Thus the processor 208 configures the SLIC as follows:
Dial Tone: sequence=A; level=−30 to −2 dB
Busy Tone: sequence=B; level=−30 to −2 dB
Ringing tone: sequence=C; level=−30 to −2 dB
Alternate line service=In use
On-Hook detection time: a secs
Off-Hook detection time: b secs
FIG. 4 shows a second embodiment of the invention, in which the subscriber information is not stored on a SIM card but is stored in programmable memory EPROM 220. When an operator installs the terminal and the terminal is initialised, the processor 208 reads the subscriber information from the EPROM and configures the SLIC accordingly. This embodiment is particularly suitable for use with systems, e.g. those based on TDMA, in which the subscriber information is stored permanently in memory rather than on a removable SIM card. The EPROM may be programmed by the WLL operator's personnel when installing the terminal or the terminal may be arranged such that subscriber information can be downloaded to the terminal via the BS 4, BSC 6, and MSC 8 from the HLR 10. Alternatively the terminal may be arranged such that the subscriber information can be downloaded from a subscriber device. Preferably, in either case, the processor 208 is arranged not to allow any further changes to the network characteristics once the terminal has been initialised with subscriber information. This is to prevent fraudulent configuration of the WLL terminal.
Preferably the terminal is also provided with an immobiliser circuit 230. Once an operator installs the terminal, this immobiliser circuit is set. If the terminal is subsequently removed from its mounting, the operation of the WLL terminal 2 is immobilised. This ensures that a subscriber cannot remove the terminal and still continue to use the terminal. Preferably, the terminal is arranged to configure itself on the setting of the immobiliser circuit and, thereafter, to require the operator to reset the terminal before the terminal can be re-configured. In embodiments that use a SIM card, preferably the terminal is arranged to configure itself each time a new SIM card is inserted. However, to prevent fraudulent use of the terminal, resetting of the terminal by an operator should be required before the terminal can be re-configured.
In a third embodiment of the invention, network characteristics are not stored in memory 210 but are provided in full as subscriber specific network characteristics, either read from a SIM card as in the embodiment shown in FIG. 2 or provided to the terminal as described with reference to FIG. 4. This embodiment is not, however, preferred since the subscriber specific network characteristics would them have to include all information relating to dialling tones etc. rather than a central record of this information being stored in the terminal.
In another embodiment the memory 210 is programmable.

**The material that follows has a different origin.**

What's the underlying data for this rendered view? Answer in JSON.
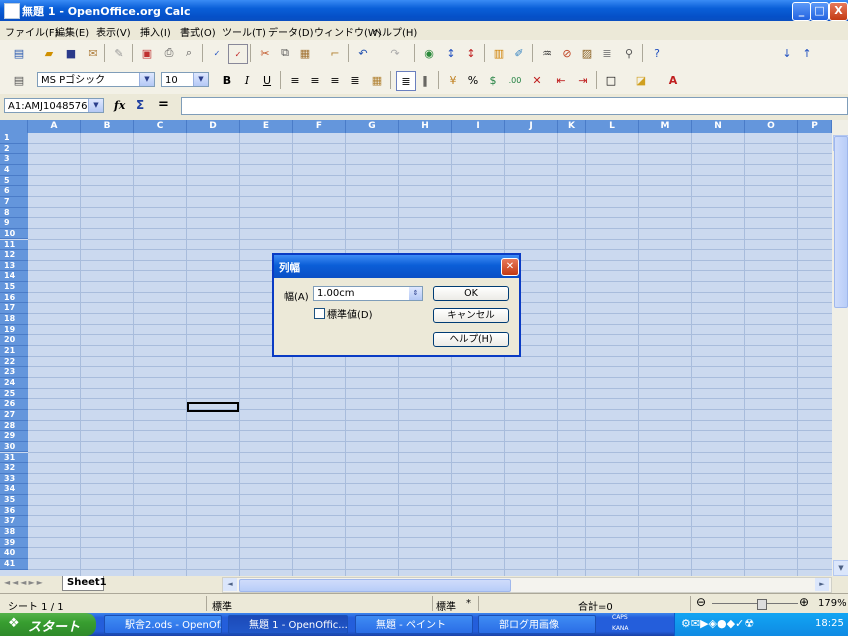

Thus the manufacturer or operator of the WLL terminal may program the network characteristics. Such a terminal may be manufactured without any network characteristics being stored, the WLL operator programming the network characteristics as required. Alternatively, a WLL terminal manufacturer may program network characteristics for a standard set of networks. The WLL operator can then program any additional network characteristics as required.
The invention has been described with reference to a wireless local loop terminal. This term is not intended to be limiting and the invention is applicable to any wireless terminal which requires or allows network characteristics to be set.